# Exercise goal
Can you restate the records below word for word?

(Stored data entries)
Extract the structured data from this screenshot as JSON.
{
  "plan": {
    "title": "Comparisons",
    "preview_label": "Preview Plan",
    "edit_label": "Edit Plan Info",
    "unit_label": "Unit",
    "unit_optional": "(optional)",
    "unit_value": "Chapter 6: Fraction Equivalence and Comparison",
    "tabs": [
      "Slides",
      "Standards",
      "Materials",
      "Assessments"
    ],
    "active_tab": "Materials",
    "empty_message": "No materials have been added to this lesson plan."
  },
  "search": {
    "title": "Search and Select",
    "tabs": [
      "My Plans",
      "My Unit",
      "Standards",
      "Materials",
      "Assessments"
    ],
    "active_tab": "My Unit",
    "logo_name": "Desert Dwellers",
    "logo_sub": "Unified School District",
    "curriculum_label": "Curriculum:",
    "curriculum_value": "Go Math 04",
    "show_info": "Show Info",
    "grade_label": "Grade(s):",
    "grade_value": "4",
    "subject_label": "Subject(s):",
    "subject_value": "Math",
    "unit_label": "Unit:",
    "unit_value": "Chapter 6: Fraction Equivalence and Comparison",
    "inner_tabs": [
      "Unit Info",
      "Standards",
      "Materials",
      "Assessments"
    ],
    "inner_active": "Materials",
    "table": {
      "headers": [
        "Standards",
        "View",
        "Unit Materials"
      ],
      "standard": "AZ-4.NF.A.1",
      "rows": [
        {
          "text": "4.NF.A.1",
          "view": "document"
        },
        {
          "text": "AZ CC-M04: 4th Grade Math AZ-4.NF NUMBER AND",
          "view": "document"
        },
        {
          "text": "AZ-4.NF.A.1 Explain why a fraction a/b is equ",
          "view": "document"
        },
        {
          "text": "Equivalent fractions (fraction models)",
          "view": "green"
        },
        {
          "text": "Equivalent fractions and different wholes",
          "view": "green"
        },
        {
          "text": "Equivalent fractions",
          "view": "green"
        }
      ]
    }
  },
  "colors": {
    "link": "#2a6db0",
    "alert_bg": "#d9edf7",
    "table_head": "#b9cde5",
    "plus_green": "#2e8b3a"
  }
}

# Task result
Extract the structured data from this screenshot as JSON.
{
  "plan": {
    "title": "Comparisons",
    "preview_label": "Preview Plan",
    "edit_label": "Edit Plan Info",
    "unit_label": "Unit",
    "unit_optional": "(optional)",
    "unit_value": "Chapter 6: Fraction Equivalence and Comparison",
    "tabs": [
      "Slides",
      "Standards",
      "Materials",
      "Assessments"
    ],
    "active_tab": "Materials",
    "empty_message": "No materials have been added to this lesson plan."
  },
  "search": {
    "title": "Search and Select",
    "tabs": [
      "My Plans",
      "My Unit",
      "Standards",
      "Materials",
      "Assessments"
    ],
    "active_tab": "My Unit",
    "logo_name": "Desert Dwellers",
    "logo_sub": "Unified School District",
    "curriculum_label": "Curriculum:",
    "curriculum_value": "Go Math 04",
    "show_info": "Show Info",
    "grade_label": "Grade(s):",
    "grade_value": "4",
    "subject_label": "Subject(s):",
    "subject_value": "Math",
    "unit_label": "Unit:",
    "unit_value": "Chapter 6: Fraction Equivalence and Comparison",
    "inner_tabs": [
      "Unit Info",
      "Standards",
      "Materials",
      "Assessments"
    ],
    "inner_active": "Materials",
    "table": {
      "headers": [
        "Standards",
        "View",
        "Unit Materials"
      ],
      "standard": "AZ-4.NF.A.1",
      "rows": [
        {
          "text": "4.NF.A.1",
          "view": "document"
        },
        {
          "text": "AZ CC-M04: 4th Grade Math AZ-4.NF NUMBER AND",
          "view": "document"
        },
        {
          "text": "AZ-4.NF.A.1 Explain why a fraction a/b is equ",
          "view": "document"
        },
        {
          "text": "Equivalent fractions (fraction models)",
          "view": "green"
        },
        {
          "text": "Equivalent fractions and different wholes",
          "view": "green"
        },
        {
          "text": "Equivalent fractions",
          "view": "green"
        }
      ]
    }
  },
  "colors": {
    "link": "#2a6db0",
    "alert_bg": "#d9edf7",
    "table_head": "#b9cde5",
    "plus_green": "#2e8b3a"
  }
}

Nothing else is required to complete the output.